* **Assignment**
Note each line of the entries that includes "JSON". Then copy those lines.

(Items from an interface collection)

Start of Block

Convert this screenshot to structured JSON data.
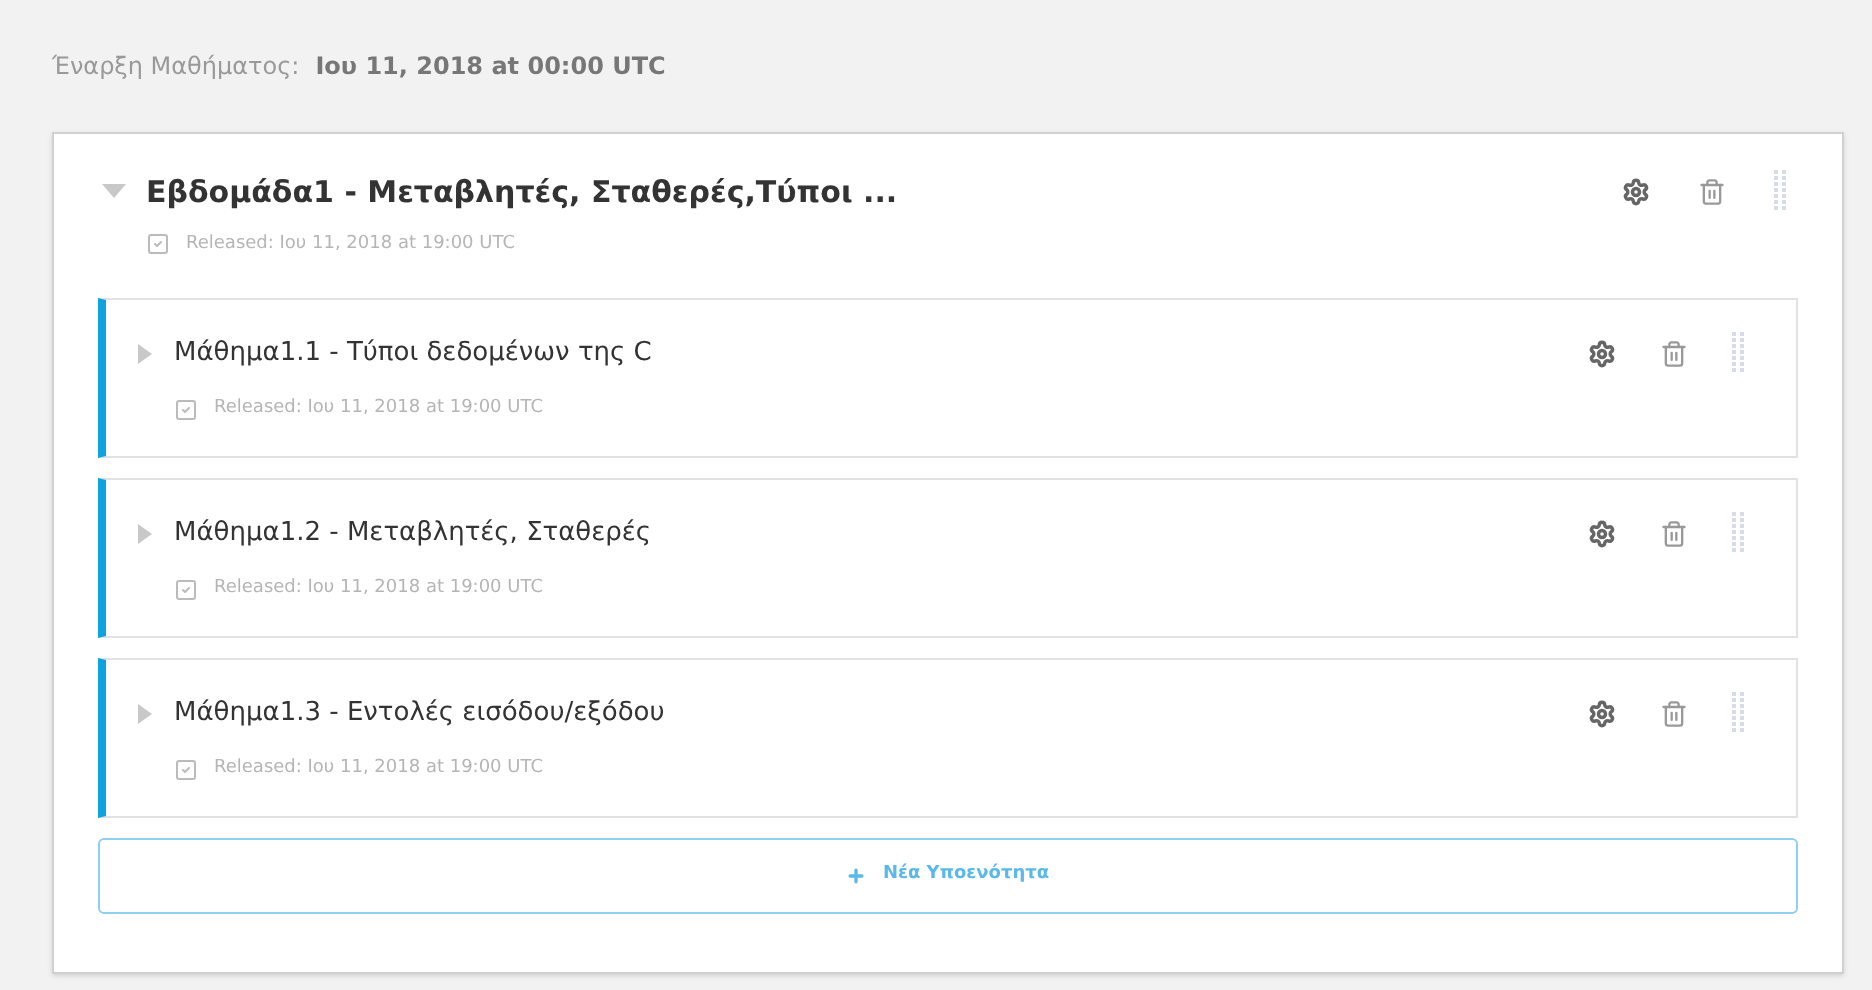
{
  "course_start": {
    "label": "Έναρξη Μαθήματος:",
    "value": "Ιου 11, 2018 at 00:00 UTC"
  },
  "section": {
    "title": "Εβδομάδα1 - Μεταβλητές, Σταθερές,Τύποι ...",
    "expanded": true,
    "released": "Released: Ιου 11, 2018 at 19:00 UTC",
    "subsections": [
      {
        "title": "Μάθημα1.1 - Τύποι δεδομένων της C",
        "expanded": false,
        "released": "Released: Ιου 11, 2018 at 19:00 UTC"
      },
      {
        "title": "Μάθημα1.2 - Μεταβλητές, Σταθερές",
        "expanded": false,
        "released": "Released: Ιου 11, 2018 at 19:00 UTC"
      },
      {
        "title": "Μάθημα1.3 - Εντολές εισόδου/εξόδου",
        "expanded": false,
        "released": "Released: Ιου 11, 2018 at 19:00 UTC"
      }
    ],
    "new_subsection_button": "Νέα Υποενότητα"
  }
}
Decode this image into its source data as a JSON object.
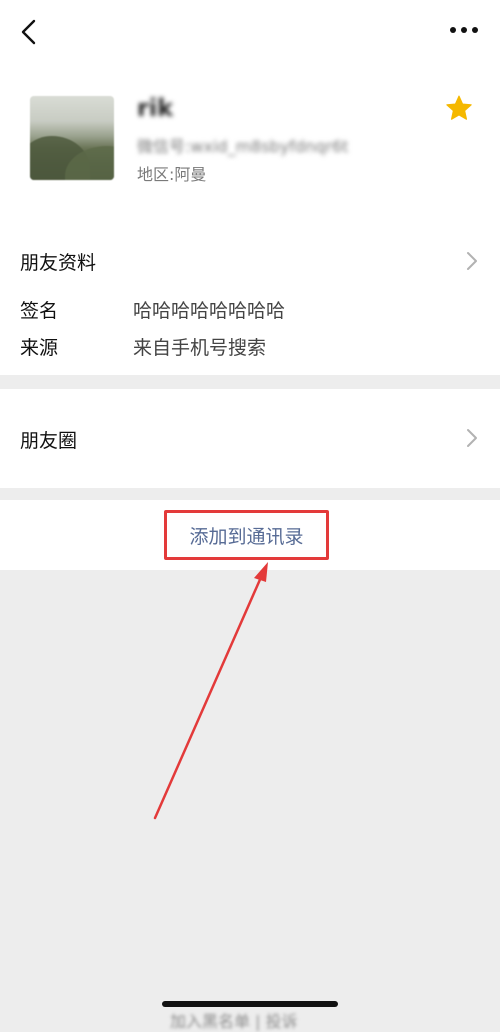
{
  "profile": {
    "name": "rik",
    "wechat_id_label": "微信号:",
    "wechat_id_value": "wxid_m8sbyfdnqr6t",
    "region_label": "地区:",
    "region_value": "阿曼"
  },
  "info": {
    "friend_profile_label": "朋友资料",
    "signature_label": "签名",
    "signature_value": "哈哈哈哈哈哈哈哈",
    "source_label": "来源",
    "source_value": "来自手机号搜索"
  },
  "moments": {
    "label": "朋友圈"
  },
  "actions": {
    "add_to_contacts": "添加到通讯录"
  },
  "footer": {
    "text": "加入黑名单 | 投诉"
  },
  "colors": {
    "link": "#576b95",
    "annotation": "#e33a3a",
    "star": "#f5b800"
  },
  "icons": {
    "back": "back-icon",
    "more": "more-icon",
    "star": "star-icon",
    "chevron": "chevron-right-icon"
  }
}
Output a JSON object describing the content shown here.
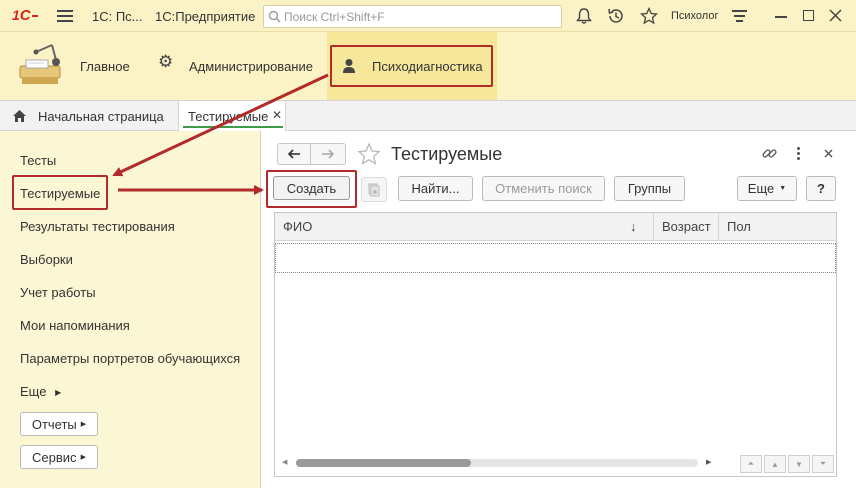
{
  "titlebar": {
    "app_title": "1С: Пс...",
    "app_name": "1С:Предприятие",
    "search_placeholder": "Поиск Ctrl+Shift+F",
    "user": "Психолог"
  },
  "sections": [
    {
      "label": "Главное"
    },
    {
      "label": "Администрирование"
    },
    {
      "label": "Психодиагностика"
    }
  ],
  "tabs": {
    "home": "Начальная страница",
    "active": "Тестируемые",
    "close": "✕"
  },
  "nav": {
    "items": [
      "Тесты",
      "Тестируемые",
      "Результаты тестирования",
      "Выборки",
      "Учет работы",
      "Мои напоминания",
      "Параметры портретов обучающихся"
    ],
    "more": "Еще",
    "reports": "Отчеты",
    "service": "Сервис"
  },
  "form": {
    "title": "Тестируемые",
    "toolbar": {
      "create": "Создать",
      "find": "Найти...",
      "cancel_search": "Отменить поиск",
      "groups": "Группы",
      "more": "Еще",
      "help": "?"
    },
    "columns": [
      "ФИО",
      "Возраст",
      "Пол"
    ],
    "sort_indicator": "↓"
  },
  "colors": {
    "accent_red": "#b22a2a",
    "header_yellow": "#fbf2c5",
    "nav_yellow": "#fbf7d5"
  }
}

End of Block

* **Finished exercise**
Convert this screenshot to structured JSON data.
Decode this image into its source data as a JSON object.
Output a JSON object describing the content shown here.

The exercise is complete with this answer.